*WORK INSTRUCTIONS:* Look for "name" in the listing below. Gather each line that contains it.
• • • • • • •
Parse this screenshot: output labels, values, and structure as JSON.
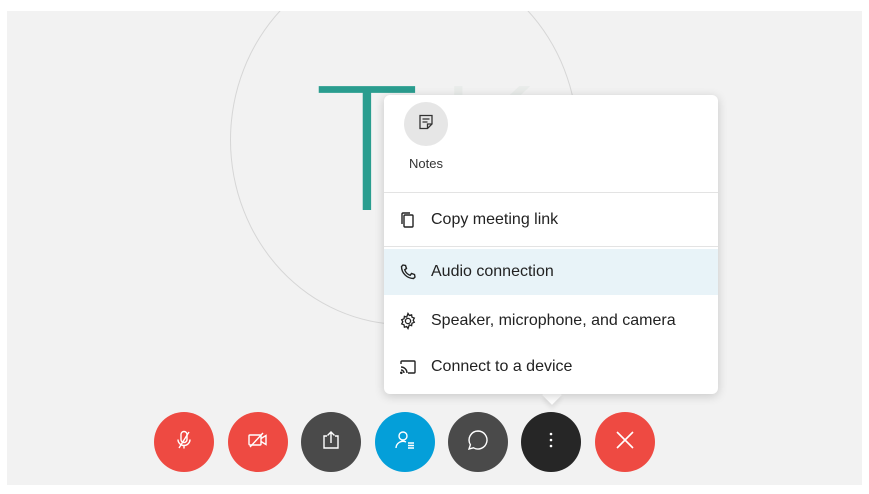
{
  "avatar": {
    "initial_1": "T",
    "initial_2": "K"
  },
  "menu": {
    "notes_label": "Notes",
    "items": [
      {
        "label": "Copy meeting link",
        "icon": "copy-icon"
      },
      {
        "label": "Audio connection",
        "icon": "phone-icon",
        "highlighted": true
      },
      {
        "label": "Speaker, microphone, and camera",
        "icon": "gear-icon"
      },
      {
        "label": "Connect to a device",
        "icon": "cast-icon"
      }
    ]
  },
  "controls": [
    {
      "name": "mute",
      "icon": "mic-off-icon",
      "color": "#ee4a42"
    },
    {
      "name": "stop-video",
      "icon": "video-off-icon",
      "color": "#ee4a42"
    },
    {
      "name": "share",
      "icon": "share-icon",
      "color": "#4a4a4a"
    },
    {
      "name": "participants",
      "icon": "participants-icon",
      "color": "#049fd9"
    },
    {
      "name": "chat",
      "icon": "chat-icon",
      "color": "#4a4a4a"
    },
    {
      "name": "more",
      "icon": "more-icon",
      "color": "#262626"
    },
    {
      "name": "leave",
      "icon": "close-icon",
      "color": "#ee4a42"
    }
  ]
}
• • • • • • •
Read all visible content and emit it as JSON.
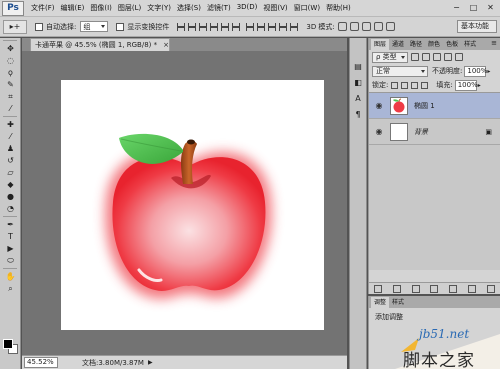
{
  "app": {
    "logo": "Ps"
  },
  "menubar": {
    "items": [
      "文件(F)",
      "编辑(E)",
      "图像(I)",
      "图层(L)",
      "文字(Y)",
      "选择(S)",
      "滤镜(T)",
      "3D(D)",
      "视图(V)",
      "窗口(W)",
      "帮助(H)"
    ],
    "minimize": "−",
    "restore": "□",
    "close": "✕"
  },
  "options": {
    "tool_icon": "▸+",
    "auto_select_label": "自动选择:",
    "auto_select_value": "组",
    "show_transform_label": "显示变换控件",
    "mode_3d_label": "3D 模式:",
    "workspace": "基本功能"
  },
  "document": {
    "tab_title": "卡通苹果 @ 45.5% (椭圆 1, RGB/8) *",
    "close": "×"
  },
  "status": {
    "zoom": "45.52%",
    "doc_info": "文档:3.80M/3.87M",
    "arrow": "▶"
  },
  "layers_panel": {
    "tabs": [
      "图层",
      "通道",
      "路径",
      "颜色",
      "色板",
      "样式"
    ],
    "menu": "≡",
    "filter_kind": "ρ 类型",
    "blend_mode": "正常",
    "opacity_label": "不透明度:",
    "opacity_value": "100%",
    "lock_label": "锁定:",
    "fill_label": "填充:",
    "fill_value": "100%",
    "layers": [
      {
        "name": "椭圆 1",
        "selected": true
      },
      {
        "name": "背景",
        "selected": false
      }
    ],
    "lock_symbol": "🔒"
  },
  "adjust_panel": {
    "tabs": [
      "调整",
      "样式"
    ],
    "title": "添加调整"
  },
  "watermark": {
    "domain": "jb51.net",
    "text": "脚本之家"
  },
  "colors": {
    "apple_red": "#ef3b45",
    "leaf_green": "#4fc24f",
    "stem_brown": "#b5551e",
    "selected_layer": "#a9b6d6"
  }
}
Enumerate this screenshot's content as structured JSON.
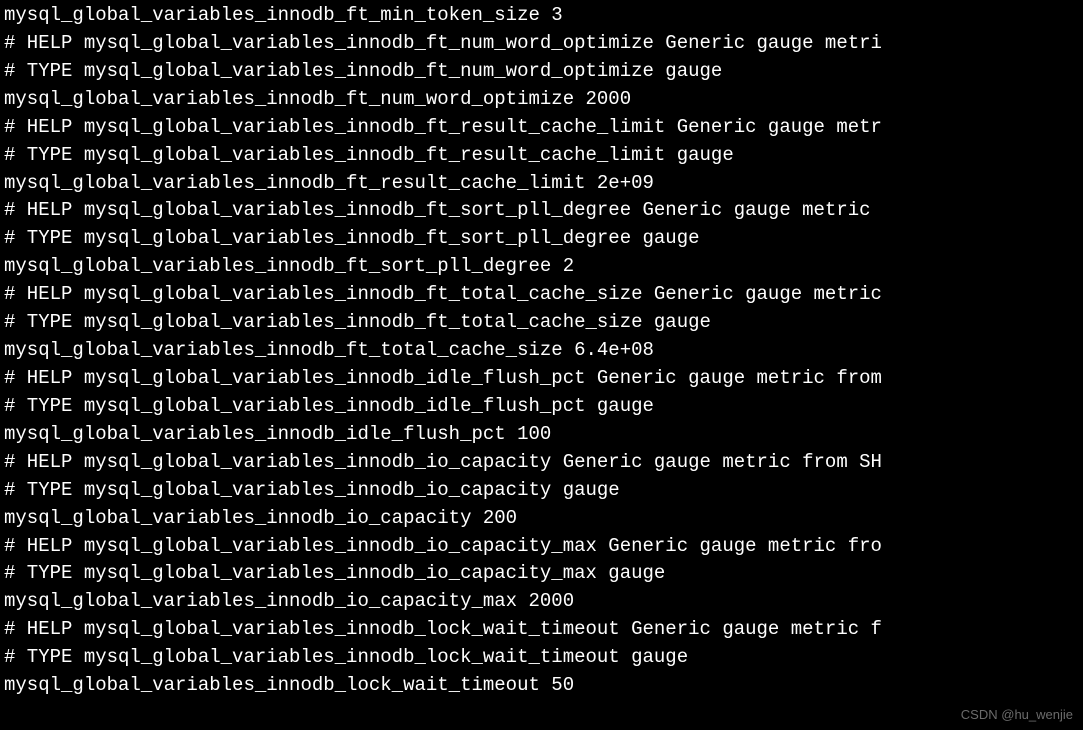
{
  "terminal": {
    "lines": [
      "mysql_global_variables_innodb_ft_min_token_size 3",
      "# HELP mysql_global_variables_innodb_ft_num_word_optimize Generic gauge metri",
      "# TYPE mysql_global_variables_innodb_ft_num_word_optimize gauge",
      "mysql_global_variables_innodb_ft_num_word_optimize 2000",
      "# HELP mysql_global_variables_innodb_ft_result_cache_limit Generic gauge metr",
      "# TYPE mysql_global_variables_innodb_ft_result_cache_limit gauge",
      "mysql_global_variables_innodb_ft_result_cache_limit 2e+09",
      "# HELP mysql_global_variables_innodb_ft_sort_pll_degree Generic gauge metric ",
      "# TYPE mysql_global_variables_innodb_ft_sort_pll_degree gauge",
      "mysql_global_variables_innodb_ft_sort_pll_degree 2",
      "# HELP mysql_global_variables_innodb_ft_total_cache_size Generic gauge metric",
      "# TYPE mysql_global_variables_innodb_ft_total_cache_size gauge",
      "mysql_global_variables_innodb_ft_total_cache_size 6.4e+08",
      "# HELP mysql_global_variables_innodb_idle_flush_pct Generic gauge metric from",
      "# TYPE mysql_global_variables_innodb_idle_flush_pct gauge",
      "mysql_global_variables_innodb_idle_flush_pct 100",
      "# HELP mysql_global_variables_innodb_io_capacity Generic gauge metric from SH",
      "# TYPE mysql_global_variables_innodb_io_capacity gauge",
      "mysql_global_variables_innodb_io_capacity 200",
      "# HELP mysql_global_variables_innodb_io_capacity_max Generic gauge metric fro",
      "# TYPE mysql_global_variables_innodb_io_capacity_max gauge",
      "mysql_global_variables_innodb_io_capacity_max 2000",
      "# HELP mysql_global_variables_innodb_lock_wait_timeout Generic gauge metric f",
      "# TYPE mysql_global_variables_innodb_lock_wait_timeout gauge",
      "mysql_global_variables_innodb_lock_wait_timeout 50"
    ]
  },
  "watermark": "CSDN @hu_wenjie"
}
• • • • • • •
*TASK ANSWER:*
      "name": "mute",
      "name": "stop-video",
      "name": "share",
      "name": "participants",
      "name": "chat",
      "name": "more",
      "name": "leave",
        "name": "椭圆 1",
        "name": "背景",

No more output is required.